*** Input data ***

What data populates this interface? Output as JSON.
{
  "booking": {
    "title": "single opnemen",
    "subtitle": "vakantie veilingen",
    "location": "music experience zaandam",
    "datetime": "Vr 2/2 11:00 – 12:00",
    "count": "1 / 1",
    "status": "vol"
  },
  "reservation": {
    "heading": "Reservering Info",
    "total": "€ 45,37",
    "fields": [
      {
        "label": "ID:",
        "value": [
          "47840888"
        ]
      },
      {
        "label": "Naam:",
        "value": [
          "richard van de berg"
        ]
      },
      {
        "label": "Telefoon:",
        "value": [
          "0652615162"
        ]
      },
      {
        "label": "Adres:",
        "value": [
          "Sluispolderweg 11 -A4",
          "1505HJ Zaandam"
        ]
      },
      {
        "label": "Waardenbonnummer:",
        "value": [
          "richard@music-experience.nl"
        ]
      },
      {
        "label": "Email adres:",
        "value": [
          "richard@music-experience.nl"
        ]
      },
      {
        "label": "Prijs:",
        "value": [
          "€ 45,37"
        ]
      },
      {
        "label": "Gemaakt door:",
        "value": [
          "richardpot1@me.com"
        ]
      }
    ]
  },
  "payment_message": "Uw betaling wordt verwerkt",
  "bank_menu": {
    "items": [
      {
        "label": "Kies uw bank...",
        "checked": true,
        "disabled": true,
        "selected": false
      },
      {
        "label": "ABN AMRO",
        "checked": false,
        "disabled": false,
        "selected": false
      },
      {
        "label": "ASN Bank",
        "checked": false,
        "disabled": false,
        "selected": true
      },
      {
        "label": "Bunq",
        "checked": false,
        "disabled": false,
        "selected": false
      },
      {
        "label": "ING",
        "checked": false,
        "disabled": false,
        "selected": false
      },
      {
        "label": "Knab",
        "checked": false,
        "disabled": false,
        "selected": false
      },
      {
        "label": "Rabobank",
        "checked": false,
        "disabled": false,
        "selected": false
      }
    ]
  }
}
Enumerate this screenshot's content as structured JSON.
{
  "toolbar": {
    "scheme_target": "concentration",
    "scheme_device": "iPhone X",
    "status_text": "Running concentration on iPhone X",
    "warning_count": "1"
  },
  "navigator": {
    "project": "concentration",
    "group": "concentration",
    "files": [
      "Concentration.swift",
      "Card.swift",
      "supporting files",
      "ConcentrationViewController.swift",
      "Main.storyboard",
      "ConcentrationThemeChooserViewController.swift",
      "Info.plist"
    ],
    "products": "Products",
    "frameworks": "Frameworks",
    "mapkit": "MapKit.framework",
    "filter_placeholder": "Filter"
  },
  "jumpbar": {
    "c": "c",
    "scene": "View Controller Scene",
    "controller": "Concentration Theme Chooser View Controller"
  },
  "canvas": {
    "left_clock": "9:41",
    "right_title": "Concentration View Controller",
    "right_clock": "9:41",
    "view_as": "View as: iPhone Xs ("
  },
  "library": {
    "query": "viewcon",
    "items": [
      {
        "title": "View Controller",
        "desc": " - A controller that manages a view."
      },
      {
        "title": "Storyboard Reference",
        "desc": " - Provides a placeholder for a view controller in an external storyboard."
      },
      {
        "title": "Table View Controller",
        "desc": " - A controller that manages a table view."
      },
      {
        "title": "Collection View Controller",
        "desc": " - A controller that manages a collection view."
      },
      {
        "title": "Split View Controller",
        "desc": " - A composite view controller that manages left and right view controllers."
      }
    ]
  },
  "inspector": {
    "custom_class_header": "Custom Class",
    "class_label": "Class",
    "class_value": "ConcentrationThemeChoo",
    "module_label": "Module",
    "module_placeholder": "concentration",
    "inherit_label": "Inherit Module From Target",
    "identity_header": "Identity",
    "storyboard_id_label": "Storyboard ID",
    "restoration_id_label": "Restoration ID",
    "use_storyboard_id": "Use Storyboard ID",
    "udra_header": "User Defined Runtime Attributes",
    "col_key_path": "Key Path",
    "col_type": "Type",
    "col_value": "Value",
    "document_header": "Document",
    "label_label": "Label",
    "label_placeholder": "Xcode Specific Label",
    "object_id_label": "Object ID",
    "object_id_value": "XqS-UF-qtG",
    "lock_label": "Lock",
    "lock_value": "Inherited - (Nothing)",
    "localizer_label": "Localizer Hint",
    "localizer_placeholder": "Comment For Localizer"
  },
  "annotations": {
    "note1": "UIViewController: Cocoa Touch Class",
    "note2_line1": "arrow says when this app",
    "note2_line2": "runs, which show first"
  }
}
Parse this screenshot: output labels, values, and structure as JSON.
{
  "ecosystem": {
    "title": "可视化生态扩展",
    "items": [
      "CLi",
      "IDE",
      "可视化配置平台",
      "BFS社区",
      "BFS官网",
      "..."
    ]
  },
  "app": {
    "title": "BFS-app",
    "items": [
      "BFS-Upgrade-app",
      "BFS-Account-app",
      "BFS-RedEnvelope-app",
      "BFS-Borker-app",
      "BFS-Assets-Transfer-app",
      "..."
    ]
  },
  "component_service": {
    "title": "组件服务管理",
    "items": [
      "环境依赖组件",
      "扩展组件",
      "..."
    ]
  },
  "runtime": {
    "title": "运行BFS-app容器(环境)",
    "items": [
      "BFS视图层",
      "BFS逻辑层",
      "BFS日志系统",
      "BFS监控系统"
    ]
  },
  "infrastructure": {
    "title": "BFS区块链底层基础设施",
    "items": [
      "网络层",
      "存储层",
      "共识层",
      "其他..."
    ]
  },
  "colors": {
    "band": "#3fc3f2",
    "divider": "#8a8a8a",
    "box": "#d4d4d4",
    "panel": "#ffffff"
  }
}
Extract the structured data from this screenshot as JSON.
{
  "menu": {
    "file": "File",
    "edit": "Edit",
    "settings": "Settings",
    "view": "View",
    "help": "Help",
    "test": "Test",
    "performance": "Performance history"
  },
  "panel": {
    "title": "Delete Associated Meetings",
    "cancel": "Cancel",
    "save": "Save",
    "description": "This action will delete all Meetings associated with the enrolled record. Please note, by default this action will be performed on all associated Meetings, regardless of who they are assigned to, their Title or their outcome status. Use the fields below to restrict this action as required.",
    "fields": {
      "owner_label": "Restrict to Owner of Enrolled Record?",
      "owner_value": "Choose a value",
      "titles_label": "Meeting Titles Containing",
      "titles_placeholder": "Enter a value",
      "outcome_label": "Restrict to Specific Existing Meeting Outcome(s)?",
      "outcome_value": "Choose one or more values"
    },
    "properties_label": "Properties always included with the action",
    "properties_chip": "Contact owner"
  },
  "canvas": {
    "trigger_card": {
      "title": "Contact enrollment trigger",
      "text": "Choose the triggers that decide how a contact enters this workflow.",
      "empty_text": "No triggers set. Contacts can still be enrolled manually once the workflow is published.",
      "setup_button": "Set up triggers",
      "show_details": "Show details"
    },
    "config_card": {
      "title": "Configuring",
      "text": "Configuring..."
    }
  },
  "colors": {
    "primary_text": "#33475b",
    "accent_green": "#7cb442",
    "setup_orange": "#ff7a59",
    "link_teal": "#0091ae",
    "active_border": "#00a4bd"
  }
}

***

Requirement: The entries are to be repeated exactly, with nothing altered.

Answer to the exercise:
What data populates this interface? Output as JSON.
{
  "booking": {
    "title": "single opnemen",
    "subtitle": "vakantie veilingen",
    "location": "music experience zaandam",
    "datetime": "Vr 2/2 11:00 – 12:00",
    "count": "1 / 1",
    "status": "vol"
  },
  "reservation": {
    "heading": "Reservering Info",
    "total": "€ 45,37",
    "fields": [
      {
        "label": "ID:",
        "value": [
          "47840888"
        ]
      },
      {
        "label": "Naam:",
        "value": [
          "richard van de berg"
        ]
      },
      {
        "label": "Telefoon:",
        "value": [
          "0652615162"
        ]
      },
      {
        "label": "Adres:",
        "value": [
          "Sluispolderweg 11 -A4",
          "1505HJ Zaandam"
        ]
      },
      {
        "label": "Waardenbonnummer:",
        "value": [
          "richard@music-experience.nl"
        ]
      },
      {
        "label": "Email adres:",
        "value": [
          "richard@music-experience.nl"
        ]
      },
      {
        "label": "Prijs:",
        "value": [
          "€ 45,37"
        ]
      },
      {
        "label": "Gemaakt door:",
        "value": [
          "richardpot1@me.com"
        ]
      }
    ]
  },
  "payment_message": "Uw betaling wordt verwerkt",
  "bank_menu": {
    "items": [
      {
        "label": "Kies uw bank...",
        "checked": true,
        "disabled": true,
        "selected": false
      },
      {
        "label": "ABN AMRO",
        "checked": false,
        "disabled": false,
        "selected": false
      },
      {
        "label": "ASN Bank",
        "checked": false,
        "disabled": false,
        "selected": true
      },
      {
        "label": "Bunq",
        "checked": false,
        "disabled": false,
        "selected": false
      },
      {
        "label": "ING",
        "checked": false,
        "disabled": false,
        "selected": false
      },
      {
        "label": "Knab",
        "checked": false,
        "disabled": false,
        "selected": false
      },
      {
        "label": "Rabobank",
        "checked": false,
        "disabled": false,
        "selected": false
      }
    ]
  }
}
Enumerate this screenshot's content as structured JSON.
{
  "toolbar": {
    "scheme_target": "concentration",
    "scheme_device": "iPhone X",
    "status_text": "Running concentration on iPhone X",
    "warning_count": "1"
  },
  "navigator": {
    "project": "concentration",
    "group": "concentration",
    "files": [
      "Concentration.swift",
      "Card.swift",
      "supporting files",
      "ConcentrationViewController.swift",
      "Main.storyboard",
      "ConcentrationThemeChooserViewController.swift",
      "Info.plist"
    ],
    "products": "Products",
    "frameworks": "Frameworks",
    "mapkit": "MapKit.framework",
    "filter_placeholder": "Filter"
  },
  "jumpbar": {
    "c": "c",
    "scene": "View Controller Scene",
    "controller": "Concentration Theme Chooser View Controller"
  },
  "canvas": {
    "left_clock": "9:41",
    "right_title": "Concentration View Controller",
    "right_clock": "9:41",
    "view_as": "View as: iPhone Xs ("
  },
  "library": {
    "query": "viewcon",
    "items": [
      {
        "title": "View Controller",
        "desc": " - A controller that manages a view."
      },
      {
        "title": "Storyboard Reference",
        "desc": " - Provides a placeholder for a view controller in an external storyboard."
      },
      {
        "title": "Table View Controller",
        "desc": " - A controller that manages a table view."
      },
      {
        "title": "Collection View Controller",
        "desc": " - A controller that manages a collection view."
      },
      {
        "title": "Split View Controller",
        "desc": " - A composite view controller that manages left and right view controllers."
      }
    ]
  },
  "inspector": {
    "custom_class_header": "Custom Class",
    "class_label": "Class",
    "class_value": "ConcentrationThemeChoo",
    "module_label": "Module",
    "module_placeholder": "concentration",
    "inherit_label": "Inherit Module From Target",
    "identity_header": "Identity",
    "storyboard_id_label": "Storyboard ID",
    "restoration_id_label": "Restoration ID",
    "use_storyboard_id": "Use Storyboard ID",
    "udra_header": "User Defined Runtime Attributes",
    "col_key_path": "Key Path",
    "col_type": "Type",
    "col_value": "Value",
    "document_header": "Document",
    "label_label": "Label",
    "label_placeholder": "Xcode Specific Label",
    "object_id_label": "Object ID",
    "object_id_value": "XqS-UF-qtG",
    "lock_label": "Lock",
    "lock_value": "Inherited - (Nothing)",
    "localizer_label": "Localizer Hint",
    "localizer_placeholder": "Comment For Localizer"
  },
  "annotations": {
    "note1": "UIViewController: Cocoa Touch Class",
    "note2_line1": "arrow says when this app",
    "note2_line2": "runs, which show first"
  }
}
Parse this screenshot: output labels, values, and structure as JSON.
{
  "ecosystem": {
    "title": "可视化生态扩展",
    "items": [
      "CLi",
      "IDE",
      "可视化配置平台",
      "BFS社区",
      "BFS官网",
      "..."
    ]
  },
  "app": {
    "title": "BFS-app",
    "items": [
      "BFS-Upgrade-app",
      "BFS-Account-app",
      "BFS-RedEnvelope-app",
      "BFS-Borker-app",
      "BFS-Assets-Transfer-app",
      "..."
    ]
  },
  "component_service": {
    "title": "组件服务管理",
    "items": [
      "环境依赖组件",
      "扩展组件",
      "..."
    ]
  },
  "runtime": {
    "title": "运行BFS-app容器(环境)",
    "items": [
      "BFS视图层",
      "BFS逻辑层",
      "BFS日志系统",
      "BFS监控系统"
    ]
  },
  "infrastructure": {
    "title": "BFS区块链底层基础设施",
    "items": [
      "网络层",
      "存储层",
      "共识层",
      "其他..."
    ]
  },
  "colors": {
    "band": "#3fc3f2",
    "divider": "#8a8a8a",
    "box": "#d4d4d4",
    "panel": "#ffffff"
  }
}
Extract the structured data from this screenshot as JSON.
{
  "menu": {
    "file": "File",
    "edit": "Edit",
    "settings": "Settings",
    "view": "View",
    "help": "Help",
    "test": "Test",
    "performance": "Performance history"
  },
  "panel": {
    "title": "Delete Associated Meetings",
    "cancel": "Cancel",
    "save": "Save",
    "description": "This action will delete all Meetings associated with the enrolled record. Please note, by default this action will be performed on all associated Meetings, regardless of who they are assigned to, their Title or their outcome status. Use the fields below to restrict this action as required.",
    "fields": {
      "owner_label": "Restrict to Owner of Enrolled Record?",
      "owner_value": "Choose a value",
      "titles_label": "Meeting Titles Containing",
      "titles_placeholder": "Enter a value",
      "outcome_label": "Restrict to Specific Existing Meeting Outcome(s)?",
      "outcome_value": "Choose one or more values"
    },
    "properties_label": "Properties always included with the action",
    "properties_chip": "Contact owner"
  },
  "canvas": {
    "trigger_card": {
      "title": "Contact enrollment trigger",
      "text": "Choose the triggers that decide how a contact enters this workflow.",
      "empty_text": "No triggers set. Contacts can still be enrolled manually once the workflow is published.",
      "setup_button": "Set up triggers",
      "show_details": "Show details"
    },
    "config_card": {
      "title": "Configuring",
      "text": "Configuring..."
    }
  },
  "colors": {
    "primary_text": "#33475b",
    "accent_green": "#7cb442",
    "setup_orange": "#ff7a59",
    "link_teal": "#0091ae",
    "active_border": "#00a4bd"
  }
}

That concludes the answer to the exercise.